RTC's Jake Lynch is
out on the 2012 Greenway Sojourn from June 17 to 24. He's visiting towns and
exploring trail-related businesses along the route from Washington,
D.C., to Pittsburgh,
Pa., and blogging about some of
I had read plenty of data and economic reports about the
financial impact of trails tourism. And I had seen the trailhead parking lots
full of vehicles with bike racks and horse trailers, seen the trail wayfinding
signs going up outside small town burrito places, cafes and grocery stores. But
arriving yesterday afternoon in Brunswick, a
small town along the C&O Canal towpath in Maryland, I saw and felt the phenomenon of
trail tourism like never before.
I was the outsider in a car, having driven in with a bunch of ride supplies
from Washington, D.C. First thing I saw was a group of five
or six riders mulling outside a newly opened bike store; a compact, quiet,
cinematic main street; one stop light; a place called Mommer's, a diner, an ice
cream store, a sign welcoming home local troops.
The next block along, I saw a genuine crowd. Outside Beans in the Belfrey--cafe set inside a beautiful old church--were a dozen bikes, and more riders
looking for somewhere to lock theirs. Inside, the place was packed. There was
barely a spare seat, and of the 30 or so patrons, 28 of them were riders on the
I had to wait until the line went down until I could speak to the owner and ask
her whether she notices if the trail has much of an impact on her business.
"Days like this the trail is the business," she said, between
customers. A few minutes later a third employee arrives to help with the rush.
Out on the main street, I met a guy handing out an informational brochure of
businesses and services available in Brunswick,
and how to get to them. His name was Walt Stull, and he was one of those guys
that every small community seems to have--councilmember, historian, on the board of the local railroad museum. We started talking, and I explained to him that I was from
Rails-to-Trails Conservancy and was working on a video about the economic
impact of trail tourism.
"As soon as I heard you guys were coming through, I called all the
businesses and told them to stay open, even though it's a Monday," Stull
said. He gave me a bunch of the brochures to take down to the Sojourn camp.
Back there, I heard at least a dozen people talking about the cafe in the old
church, stories of who bought what at the bike shop.
But looking more critically, it isn't all bikes and bucks for the people of Brunswick. No doubt for
every big day like this one, with 250 riders coming through in one hit, there
are lulls, winters, ordinary mid-weeks. This kind of peak and trough commercial
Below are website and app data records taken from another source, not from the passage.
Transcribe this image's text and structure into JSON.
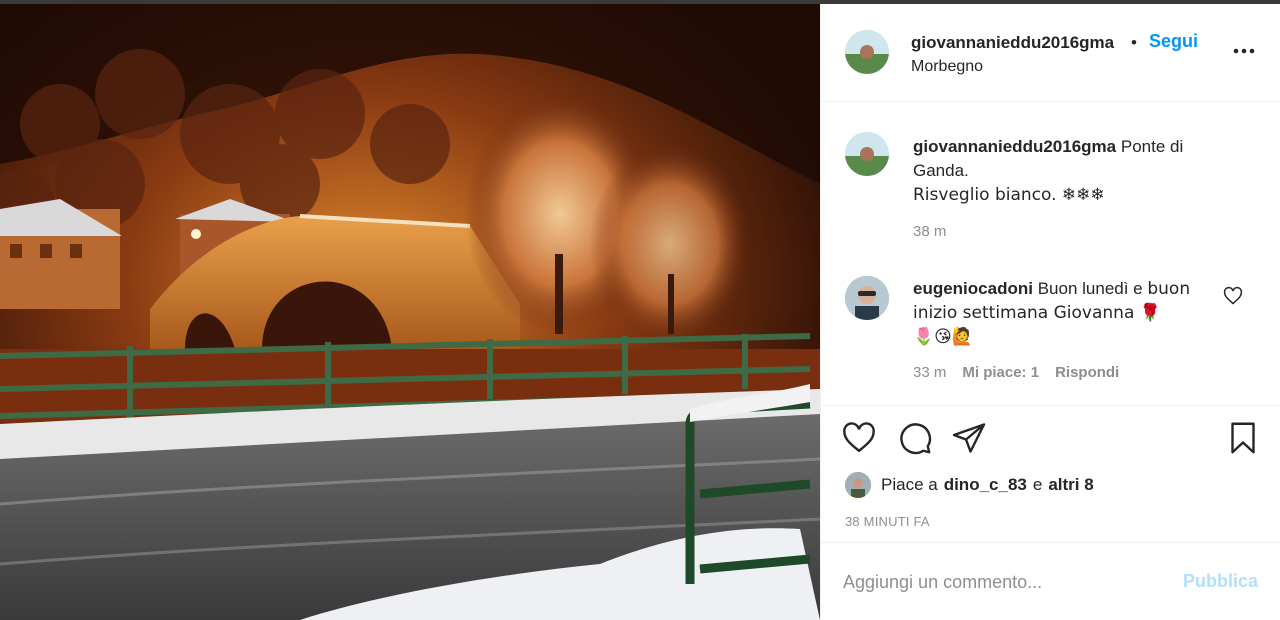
{
  "post": {
    "username": "giovannanieddu2016gma",
    "separator": "•",
    "follow_label": "Segui",
    "location": "Morbegno",
    "more_icon": "more-horizontal-icon"
  },
  "caption": {
    "username": "giovannanieddu2016gma",
    "text_line1": "Ponte di",
    "text_line2": "Ganda.",
    "text_line3": "Risveglio bianco. ❄❄❄",
    "time": "38 m"
  },
  "comment": {
    "username": "eugeniocadoni",
    "text_part1": "Buon lunedì e",
    "text_part2": "buon inizio settimana Giovanna 🌹",
    "text_part3": "🌷😘🙋",
    "time": "33 m",
    "likes_label": "Mi piace: 1",
    "reply_label": "Rispondi",
    "heart_icon": "heart-outline-icon"
  },
  "actions": {
    "like_icon": "heart-icon",
    "comment_icon": "comment-bubble-icon",
    "share_icon": "send-icon",
    "save_icon": "bookmark-icon"
  },
  "likes": {
    "prefix": "Piace a",
    "user": "dino_c_83",
    "conj": "e",
    "others": "altri 8"
  },
  "timestamp": "38 MINUTI FA",
  "add_comment": {
    "placeholder": "Aggiungi un commento...",
    "publish_label": "Pubblica"
  },
  "colors": {
    "link_blue": "#0095f6",
    "publish_disabled": "#b2dffc",
    "muted": "#8e8e8e",
    "text": "#262626"
  }
}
cycle doesn't often sustain a robust local economy in the long run.
But the good news for the people of cities and towns
is that biking and trails tourism are built on the most sustainable of
passions: the outdoors, fresh air, physical exercise, adventure close to home,
economical travel. And, like Brunswick, there
are many main streets across America
where a couple of new stores and a cafe where you can barely get a seat would
be very welcome as signs of great optimism. Photo of Beans in the Belfry by Jake Lynch/Rails-to-Trails Conservancy.
Hey Jake, thanks for stopping in at Beans in the Belfry. We were glad to serve so many of your bikers and hope they'll come back on another trip or on a road trip. You spoke with Melanie and she says hello - "a pleasure to meet you."
Gday Hanna and the B.I.T.B crew,
you know, five days and 300-ish miles later, the Sojourn riders were still talking about Beans in the Belfry!
What a great spot - keep up the good work. I will definitely stop in for another of those tasty breakfast sandwiches next time I'm in town. Thanks for the welcome!
Check out the new bicycle shop in Brunswick, Three Points Cycle! It is right there, just off the towpath, on the way to Beans in the Belfry. Great for emergency trail repairs.
Also, if you like good home cooked Central/South American food, be sure to check out El Sloppy Taco. It is on your right, just as you exit the train station.
Brunswick is a cool and laid-back, Maryland small town that's happy to play host to visitors of nearly all stripes. Good food, good conversation and new friends abound.
I wish I could have been part of the ride, this year, but family crises intervened. Thanx for making Brunswick a stop on the Sojourn, and we'll see everyone again next year. Be well, happy, and mindful!
Hey Sojourn Riders -- Come back for our fantastic two day Brunswick Railroad Days Festival, October 6 & 7 and invite everyone you know who rides or not!!! Train displays and rides, top stage & street entertainment, whimsical children's activities,lotsa great food,including Brunswick Stew...arts n' crafts,a Smithsonian Exhibit,Journey Stories,businesses,civic groups and more... You'll love this unique,fun,community festival,honoring Brunswick's railroad heritage. For more info. firstname.lastname@example.org or 240-508-3049. Hope to see you there! Special Events Coordinator, Fay Kaufman Sanders.
The chocolate cake at Beans and any pie at Weavers (in Hancock) will just about fuel you for the entire 300 miles.
The Duke Ellington Building
2121 Ward Ct., NW
Washington, DC 20037